There were a lot of opposition spokesmen and spokeswomen out on the weekend. One of them was the honourable member for Melbourne. He spoke quite a lot of sense on the weekend: he went out and warned of the Medicare Gold Labor Party policy, which would add a substantial burden to future federal budgets. He was right about that. There has probably never been a more irresponsible promise made. In the context of an ageing population and increasing health care, there was an offer, without private health insurance, of free first-class private health care to everybody over 75—a cohort of people that we know is going to grow and grow over the next 40 years. There has probably never been a more expensive promise made.

Where does the Australian Labor Party stand on Medicare Gold today? When I was a kid there used to be an ad that said, `Don't wait to be told; you need Palmolive Gold.' Don't wait to be told; ditch Medicare Gold. The member for Melbourne was out there belling the cat on the weekend. Medicare Gold is a promise which is irresponsible. It is a promise which no government in Australia in 40 years, let alone 30 years or 20 years, would possibly be able to honour.

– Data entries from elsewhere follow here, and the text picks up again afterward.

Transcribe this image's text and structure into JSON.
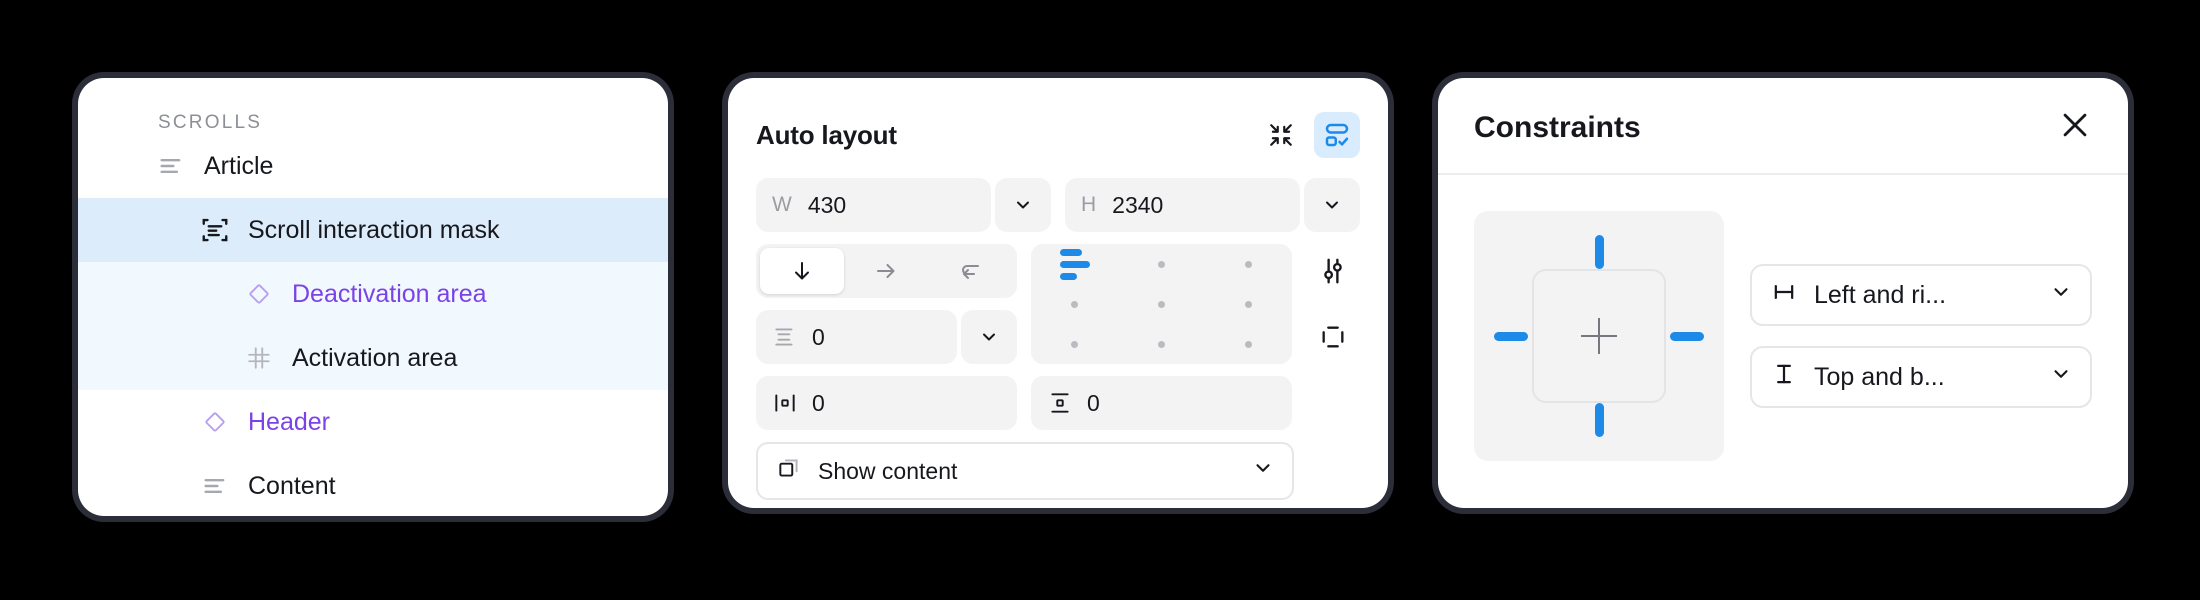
{
  "layers_panel": {
    "section_title": "SCROLLS",
    "rows": [
      {
        "label": "Article",
        "icon": "text-align-left-icon",
        "indent": 0,
        "color": "default",
        "state": "normal"
      },
      {
        "label": "Scroll interaction mask",
        "icon": "mask-icon",
        "indent": 1,
        "color": "default",
        "state": "selected"
      },
      {
        "label": "Deactivation area",
        "icon": "component-diamond-icon",
        "indent": 2,
        "color": "purple",
        "state": "group"
      },
      {
        "label": "Activation area",
        "icon": "grid-hash-icon",
        "indent": 2,
        "color": "default",
        "state": "group"
      },
      {
        "label": "Header",
        "icon": "component-diamond-icon",
        "indent": 1,
        "color": "purple",
        "state": "normal"
      },
      {
        "label": "Content",
        "icon": "text-align-left-icon",
        "indent": 1,
        "color": "default",
        "state": "normal"
      }
    ],
    "colors": {
      "selected_row": "#ddecfa",
      "group_background": "#f1f8fe",
      "purple_text": "#7b42e8",
      "section_title": "#8d8f96"
    }
  },
  "auto_layout_panel": {
    "title": "Auto layout",
    "header_icons": [
      {
        "name": "resize-to-fit-icon",
        "active": false
      },
      {
        "name": "auto-layout-preview-icon",
        "active": true
      }
    ],
    "width_field": {
      "prefix": "W",
      "value": "430"
    },
    "height_field": {
      "prefix": "H",
      "value": "2340"
    },
    "direction": {
      "options": [
        {
          "name": "direction-vertical-icon",
          "selected": true
        },
        {
          "name": "direction-horizontal-icon",
          "selected": false
        },
        {
          "name": "direction-wrap-icon",
          "selected": false
        }
      ]
    },
    "gap_field": {
      "icon": "gap-vertical-icon",
      "value": "0"
    },
    "padding_horizontal_field": {
      "icon": "padding-horizontal-icon",
      "value": "0"
    },
    "padding_vertical_field": {
      "icon": "padding-vertical-icon",
      "value": "0"
    },
    "alignment": {
      "selected_cell": 0,
      "rows": 3,
      "cols": 3,
      "accent": "#1d8ae8"
    },
    "side_icons": [
      {
        "name": "advanced-layout-settings-icon"
      },
      {
        "name": "individual-padding-icon"
      }
    ],
    "show_content_dropdown": {
      "icon": "clip-content-icon",
      "label": "Show content"
    }
  },
  "constraints_panel": {
    "title": "Constraints",
    "close_icon": "close-icon",
    "pad": {
      "horizontal_constraint_active": true,
      "vertical_constraint_active": true,
      "accent": "#1d8ae8"
    },
    "horizontal_select": {
      "icon": "horizontal-constraint-icon",
      "value": "Left and ri..."
    },
    "vertical_select": {
      "icon": "vertical-constraint-icon",
      "value": "Top and b..."
    }
  }
}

The Australian Labor Party have now conceded they lost the last election because they had no economic credibility. That is their own analysis. And the Australian Labor Party now say, `We are determined to become credible.' You will not be credible if you maintain the policies that led to the loss of credibility. It is more than signing bits of cardboard. Economic credibility comes from policy. Until such time as the Australian Labor Party change their policy on Medicare Gold, change their policy on industrial relations, change their policy on unfair dismissal and change their policy on the Pharmaceutical Benefits Scheme—which they opposed and then they supported and now they oppose—

Ms Gillard —What are you on about?

Mr COSTELLO —That is what happened in the campaign with co-contributions—one wonders where it is up to now. In the confused menagerie that the Australian Labor Party today represents, the Leader of the Opposition calls his economic spokesmen `roosters'. The member for Lyons calls the member for Grayndler a `mangy dog'. The member for Brand has his chief of staff out describing the Leader of the Opposition as a `dead parrot'. Those of you that watch Monty Python, as I do, please go back and have a look at the video. On the weekend, a rooster declared a jihad on a dead parrot! My head was spinning! This is the animal farm that the Australian Labor Party now represents. Until it has the opportunity to get some policy, it will not have economic credibility. Credibility comes from policy.